Even with terminal diagnoses, up to 25 percent of patients with advanced cancer who are given less than one month to live resort to aggressive, expensive – and often unproven – interventions, according to a study in JNCI Cancer Spectrum.
Using data from the National Cancer Database, researchers studied more than 100,000 adult patients newly diagnosed with advanced lung, breast, pancreatic, or colon cancer in the U.S. between 2004 and 2014, who died within one month of diagnosis.
Of these patients, nearly 73 percent did not receive any type of cancer-directed treatment, but the remainder underwent surgery, chemotherapy, or other active treatment during their final weeks of life.
The type of cancer plays a substantial role in a patient’s decision to seek treatment: More than 28 percent of patients with colon cancer underwent surgery in their final weeks, while less than 1 percent of those with advanced pancreatic cancer did so. Nineteen percent of patients with lung cancer tried radiation therapy, but only 1 percent of those with pancreatic cancer did the same.
Younger patients without other chronic illnesses were more likely to choose aggressive treatment, as were those with private health insurance and those being treated at National Cancer Institute–designated centers (as opposed to community cancer centers).
According to lead study author Helmneh M. Sineshaw, MD, MPH, from the American Cancer Society, “Patients newly diagnosed with metastatic cancer who die soon after diagnosis are a unique population.” The findings, he noted, suggest a need to identify people who would benefit from palliative care for symptom and stress relief, instead of costly, aggressive treatments.
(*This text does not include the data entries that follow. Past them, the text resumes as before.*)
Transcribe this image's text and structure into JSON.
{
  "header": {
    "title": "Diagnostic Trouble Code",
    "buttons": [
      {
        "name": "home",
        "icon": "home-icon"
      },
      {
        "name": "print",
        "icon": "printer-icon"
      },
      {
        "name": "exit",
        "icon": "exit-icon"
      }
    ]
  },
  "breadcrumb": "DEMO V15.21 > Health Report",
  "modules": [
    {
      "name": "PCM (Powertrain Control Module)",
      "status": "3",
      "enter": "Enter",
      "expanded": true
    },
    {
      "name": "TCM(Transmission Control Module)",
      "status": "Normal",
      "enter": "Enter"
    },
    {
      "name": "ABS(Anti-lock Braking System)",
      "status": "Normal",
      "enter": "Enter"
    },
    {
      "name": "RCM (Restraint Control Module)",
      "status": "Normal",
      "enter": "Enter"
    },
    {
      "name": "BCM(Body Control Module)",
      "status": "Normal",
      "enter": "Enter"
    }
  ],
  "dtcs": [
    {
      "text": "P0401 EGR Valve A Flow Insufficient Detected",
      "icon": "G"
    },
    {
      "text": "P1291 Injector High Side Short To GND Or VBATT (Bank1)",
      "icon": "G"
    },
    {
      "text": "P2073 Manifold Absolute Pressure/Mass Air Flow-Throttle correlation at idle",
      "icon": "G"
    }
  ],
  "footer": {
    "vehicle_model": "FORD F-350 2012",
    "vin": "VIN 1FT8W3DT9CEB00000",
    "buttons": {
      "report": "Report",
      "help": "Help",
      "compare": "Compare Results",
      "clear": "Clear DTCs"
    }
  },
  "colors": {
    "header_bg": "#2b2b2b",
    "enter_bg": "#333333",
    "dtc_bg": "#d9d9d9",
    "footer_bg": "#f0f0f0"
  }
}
Sources: HealthDay, April 16, 2019; Sineshaw HM, Jemal A, Ng K, et al. Treatment patterns among de-novo metastatic cancer patients who died within one month of diagnosis. JNCI Cancer Spectrum. 2019 April 15.